Life cycle assessment (LCA) models the complex interaction between a product and the environment from cradle to grave. It is also known as life cycle analysis or ecobalance.
What is LCA?
The International Organisation for Standardisation (ISO), provides guidelines for conducting an LCA within the series ISO 14040 and 14044. The main phases of an LCA are:
- Goal & Scope definition, the product or service to be assessed is defined, a functional basis for comparison is chosen and the required level of detail is defined.
- Inventory analysis of extractions and emissions. An inventory list of all the inputs and ouputs of a product or service.
- Impact assessment the effects of the resource use and emissions generated are grouped and quantified into a limited number of impact categories which may then be weighted for importance.
- Interpretation, the results are reported in the most informative way possible and the need and opportunities to reduce the impact of the product(s) or service(s) on the environment are systematically evaluated.
Below is a more detailed overview of the four steps involved in an LCA study. For more detailed information about Goal & Scope please see our SimaPro Introduction to LCA.
Goal & Scope
The goal & scope defnition is a guide that ensures the LCA is performed consistently. In this section the most important (often subjective) choices of the study are described in detail i.e. methodological choices,
assumptions and limitations, particularly with regards to the following issues.
- System boundaries
- Multiple output processes/allocation

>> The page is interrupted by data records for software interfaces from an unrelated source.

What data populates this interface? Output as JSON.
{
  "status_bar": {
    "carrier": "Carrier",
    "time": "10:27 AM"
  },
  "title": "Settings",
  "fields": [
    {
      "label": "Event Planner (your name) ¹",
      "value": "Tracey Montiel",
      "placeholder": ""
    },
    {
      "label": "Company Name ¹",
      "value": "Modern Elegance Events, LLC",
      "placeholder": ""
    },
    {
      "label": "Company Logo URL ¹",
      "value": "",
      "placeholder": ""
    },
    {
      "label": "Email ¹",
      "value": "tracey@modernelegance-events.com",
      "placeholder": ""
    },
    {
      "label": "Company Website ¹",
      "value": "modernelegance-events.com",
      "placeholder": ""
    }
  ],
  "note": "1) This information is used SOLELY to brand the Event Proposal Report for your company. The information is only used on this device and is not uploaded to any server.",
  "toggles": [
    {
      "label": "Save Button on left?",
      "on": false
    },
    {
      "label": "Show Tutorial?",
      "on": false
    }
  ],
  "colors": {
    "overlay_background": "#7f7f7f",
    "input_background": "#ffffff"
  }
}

- Avoided impacts
A life cycle inventory (LCI) includes information on all of the environmental inputs and outputs associated with a product or service i.e. material and energy requirements, as well as emissions and wastes. The inventory process seems simple enough in principle. In practice, however, it is subject to a number of practical issues.
- Geographical variations
- Data quality
- Choice of technology
The inventory list is the result of all input and output environmental flows of a product system. However, a long list of substances is difficult to interpret thats why a further step is needed known as life cycle impact assessment (LCIA). An LCIA consists of 4 steps:
- Classifcation: all substances are sorted into classes according to the effect they have on the environment.
- Characterisation: all the substances are multiplied by a factor which reflects their relative contribution to the environmental impact.
- Normalisation: the quantified impact is compared to a certain reference value, for example the average environmental impact of a European citizen in one year.
- Weighting: different value choices are given to impact categories to generate a single score.
For each substance, a schematic cause response pathway needs to be developed that describes the environmental mechanism of the substance emitted. Along this environmental mechanism a impact category indicator result can be chosen either at the midpoint or endpoint level.
- Midpoint impact category, or problem-oriented approach, translates impacts into environmental themes such as climate change, acidification, human toxicity, etc.
Endpoint impact category, also known as the damage-oriented approach, translates environmental impacts into issues of concern such as human health, natural environment, and natural resources.
Endpoint results have a higher level of uncertainty compared to midpoint results but are easier to understand by decision makers.
Interpretation according to ISO 14044 describes a number of checks you need to make to ensure the conclusions are adequately supported by the data and procedures used in the study. The following checks are recommended:
- Sensitivity analysis
- Contribution analysis